Coin relies on the loophole that they're not a merchant or a middle-man handling payment data; they're just an electronic form of a physical wallet and the data is always with the customer (on the Coin itself). This is apparent in their FAQ:
Q. Does Coin have a PCI PA-DSS validation?
A. The PCI Security Standards Council PA-DSS program addresses payment
applications used to accept and process payment for goods and
services. A device such as a Coin is seen as similar to a payment card
in a consumer’s wallet and the standard does not apply.
Coin loses one aspect of handling a payment card - physical identification characteristics; the name isn't physically present on the card, so is the expiration date and the customer's signature. This will be met with disagreement from merchants as this will make fraud much more difficult to detect by the human cashier employee. (Note: This is one aspect of fraud detection. I'm aware that this can be easily circumvented. The fact is, merchants still train their employees on these practices).
Clearly, this device is targeting the US market where magnetic stripe cards are still the standard.Personally, I see this device massively failing (and I certainly hope so) because most US card issuers have announced that in 2017 they will be implementing a liability shift in cases of fraudulent transactions. This means that any merchant or ATM operator that doesn't use EMV (~Chip&Pin) will be liable for this transaction.
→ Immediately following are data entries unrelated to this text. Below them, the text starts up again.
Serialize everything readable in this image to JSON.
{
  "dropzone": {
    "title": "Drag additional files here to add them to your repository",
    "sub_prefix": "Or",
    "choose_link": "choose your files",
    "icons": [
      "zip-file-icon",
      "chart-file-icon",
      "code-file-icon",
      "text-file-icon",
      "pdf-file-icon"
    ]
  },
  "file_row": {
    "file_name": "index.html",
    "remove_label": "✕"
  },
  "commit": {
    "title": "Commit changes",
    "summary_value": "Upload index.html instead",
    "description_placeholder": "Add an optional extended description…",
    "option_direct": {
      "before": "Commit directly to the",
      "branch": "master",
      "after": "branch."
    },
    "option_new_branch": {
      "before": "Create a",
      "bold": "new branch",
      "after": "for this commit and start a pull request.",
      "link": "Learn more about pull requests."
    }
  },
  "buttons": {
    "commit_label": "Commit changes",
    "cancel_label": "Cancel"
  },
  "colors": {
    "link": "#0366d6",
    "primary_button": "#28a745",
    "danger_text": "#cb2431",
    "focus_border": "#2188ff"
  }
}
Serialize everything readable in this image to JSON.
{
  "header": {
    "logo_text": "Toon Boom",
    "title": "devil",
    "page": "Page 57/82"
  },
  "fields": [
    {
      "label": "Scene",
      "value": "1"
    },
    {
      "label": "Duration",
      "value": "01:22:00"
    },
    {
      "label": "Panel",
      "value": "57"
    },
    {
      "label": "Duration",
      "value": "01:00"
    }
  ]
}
Which means EMV-compliant cards will be used more and more.
Since EMV-compliant cards can't be cloned*, this Coin device will eventually die, just like its inventors hipster style.
* Well, they can be, with the help of electron microscopes and fancy laser technology, but let's not get into details on this one.